⟨

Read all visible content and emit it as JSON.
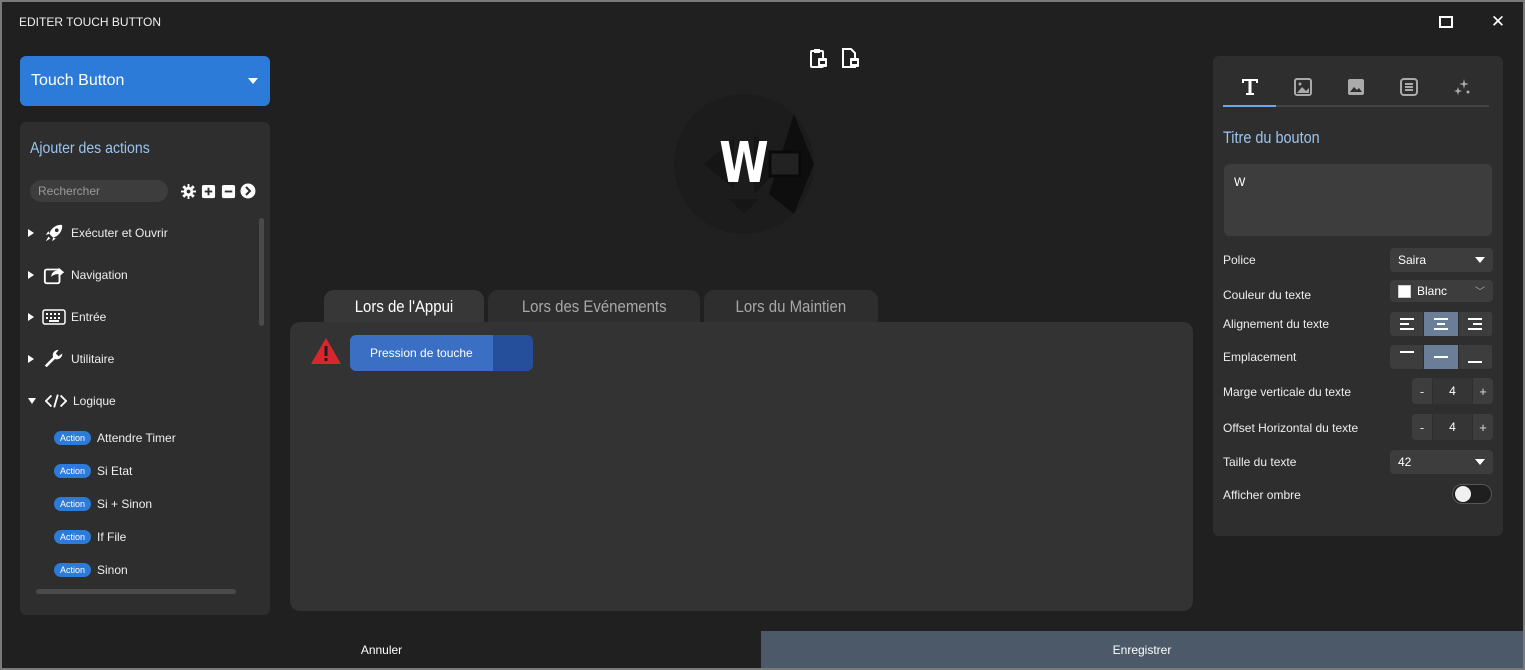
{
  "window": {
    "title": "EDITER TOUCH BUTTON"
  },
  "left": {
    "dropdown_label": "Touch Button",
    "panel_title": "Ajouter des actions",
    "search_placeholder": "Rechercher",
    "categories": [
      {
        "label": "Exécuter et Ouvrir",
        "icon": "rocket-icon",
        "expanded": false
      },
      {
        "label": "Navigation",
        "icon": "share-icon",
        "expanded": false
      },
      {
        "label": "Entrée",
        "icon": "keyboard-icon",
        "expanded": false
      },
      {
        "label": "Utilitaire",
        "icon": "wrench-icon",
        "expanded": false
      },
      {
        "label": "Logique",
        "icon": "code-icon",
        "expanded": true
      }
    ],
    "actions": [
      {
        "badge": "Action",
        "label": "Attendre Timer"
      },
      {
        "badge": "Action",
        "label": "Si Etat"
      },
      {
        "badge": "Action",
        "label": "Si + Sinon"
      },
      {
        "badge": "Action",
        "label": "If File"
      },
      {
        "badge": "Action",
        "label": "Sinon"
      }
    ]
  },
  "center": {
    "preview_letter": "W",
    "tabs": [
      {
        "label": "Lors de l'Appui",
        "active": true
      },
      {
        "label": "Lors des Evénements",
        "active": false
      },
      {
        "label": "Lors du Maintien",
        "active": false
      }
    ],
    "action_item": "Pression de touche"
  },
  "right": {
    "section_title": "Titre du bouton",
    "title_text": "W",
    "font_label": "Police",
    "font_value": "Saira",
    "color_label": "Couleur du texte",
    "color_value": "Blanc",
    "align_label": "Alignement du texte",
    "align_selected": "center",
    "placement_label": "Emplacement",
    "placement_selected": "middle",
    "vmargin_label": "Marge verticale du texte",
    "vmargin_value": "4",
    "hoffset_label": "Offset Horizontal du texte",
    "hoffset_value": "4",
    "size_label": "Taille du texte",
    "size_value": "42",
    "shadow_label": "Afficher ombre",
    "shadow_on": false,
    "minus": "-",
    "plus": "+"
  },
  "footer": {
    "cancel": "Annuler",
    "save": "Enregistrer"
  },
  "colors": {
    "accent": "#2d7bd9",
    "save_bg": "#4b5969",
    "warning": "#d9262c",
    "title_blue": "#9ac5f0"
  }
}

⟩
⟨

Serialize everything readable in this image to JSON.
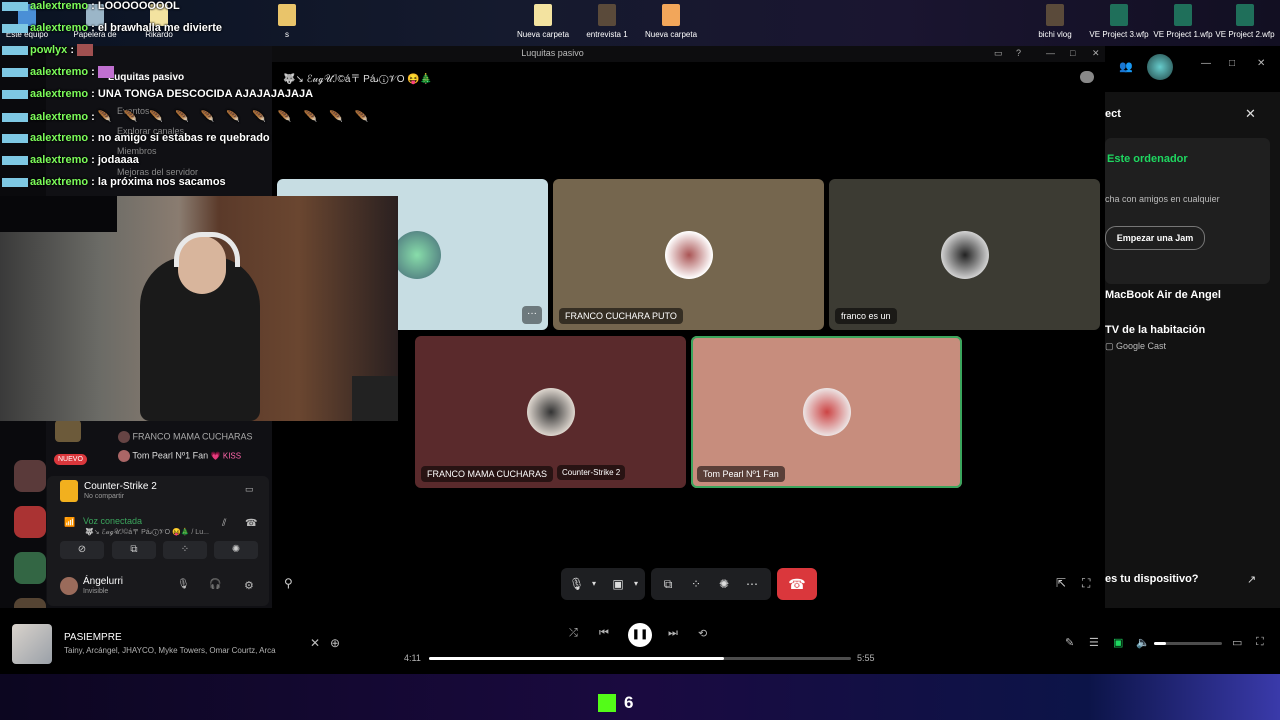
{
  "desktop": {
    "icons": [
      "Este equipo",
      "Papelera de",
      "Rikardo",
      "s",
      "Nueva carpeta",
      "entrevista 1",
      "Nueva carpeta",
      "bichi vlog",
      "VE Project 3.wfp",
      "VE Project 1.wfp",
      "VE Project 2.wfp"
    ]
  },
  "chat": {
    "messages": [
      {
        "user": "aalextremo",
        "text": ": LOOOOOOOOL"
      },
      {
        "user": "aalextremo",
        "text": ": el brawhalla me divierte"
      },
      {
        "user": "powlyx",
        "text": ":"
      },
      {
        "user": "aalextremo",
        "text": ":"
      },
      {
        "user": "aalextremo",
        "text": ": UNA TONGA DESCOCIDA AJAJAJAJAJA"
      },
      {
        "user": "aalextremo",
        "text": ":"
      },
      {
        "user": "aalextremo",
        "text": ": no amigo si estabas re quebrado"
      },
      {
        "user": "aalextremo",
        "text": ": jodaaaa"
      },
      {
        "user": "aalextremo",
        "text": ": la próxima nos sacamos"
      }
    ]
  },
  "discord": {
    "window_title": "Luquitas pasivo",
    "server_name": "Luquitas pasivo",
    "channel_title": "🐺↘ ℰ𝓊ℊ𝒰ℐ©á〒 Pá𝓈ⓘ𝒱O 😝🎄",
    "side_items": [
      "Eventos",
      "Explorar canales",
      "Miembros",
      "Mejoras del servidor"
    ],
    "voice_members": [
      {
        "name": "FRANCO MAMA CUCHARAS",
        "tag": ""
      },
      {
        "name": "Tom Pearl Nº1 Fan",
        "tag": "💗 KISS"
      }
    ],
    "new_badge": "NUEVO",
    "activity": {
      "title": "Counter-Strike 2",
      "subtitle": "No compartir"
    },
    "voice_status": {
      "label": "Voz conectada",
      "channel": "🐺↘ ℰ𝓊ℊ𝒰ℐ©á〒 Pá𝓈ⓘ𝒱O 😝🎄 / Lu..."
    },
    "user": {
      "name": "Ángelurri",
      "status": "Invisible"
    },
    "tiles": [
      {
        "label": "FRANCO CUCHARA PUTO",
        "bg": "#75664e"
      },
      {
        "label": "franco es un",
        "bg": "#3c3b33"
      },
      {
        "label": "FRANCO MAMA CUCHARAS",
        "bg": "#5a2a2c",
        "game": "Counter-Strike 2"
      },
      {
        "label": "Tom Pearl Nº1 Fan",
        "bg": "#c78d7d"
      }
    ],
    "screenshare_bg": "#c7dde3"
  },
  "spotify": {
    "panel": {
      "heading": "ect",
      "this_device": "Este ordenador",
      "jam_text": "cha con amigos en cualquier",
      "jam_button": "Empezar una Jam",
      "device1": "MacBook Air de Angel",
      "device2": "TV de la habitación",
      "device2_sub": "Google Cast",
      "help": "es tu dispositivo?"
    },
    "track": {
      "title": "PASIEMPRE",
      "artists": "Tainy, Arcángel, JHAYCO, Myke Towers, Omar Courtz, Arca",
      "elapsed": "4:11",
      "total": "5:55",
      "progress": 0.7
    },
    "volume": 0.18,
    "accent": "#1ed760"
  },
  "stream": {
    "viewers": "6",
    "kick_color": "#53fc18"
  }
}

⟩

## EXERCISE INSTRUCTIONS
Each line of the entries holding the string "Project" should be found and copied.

## ANSWER SPACE
      "VE Project 3.wfp",
      "VE Project 1.wfp",
      "VE Project 2.wfp"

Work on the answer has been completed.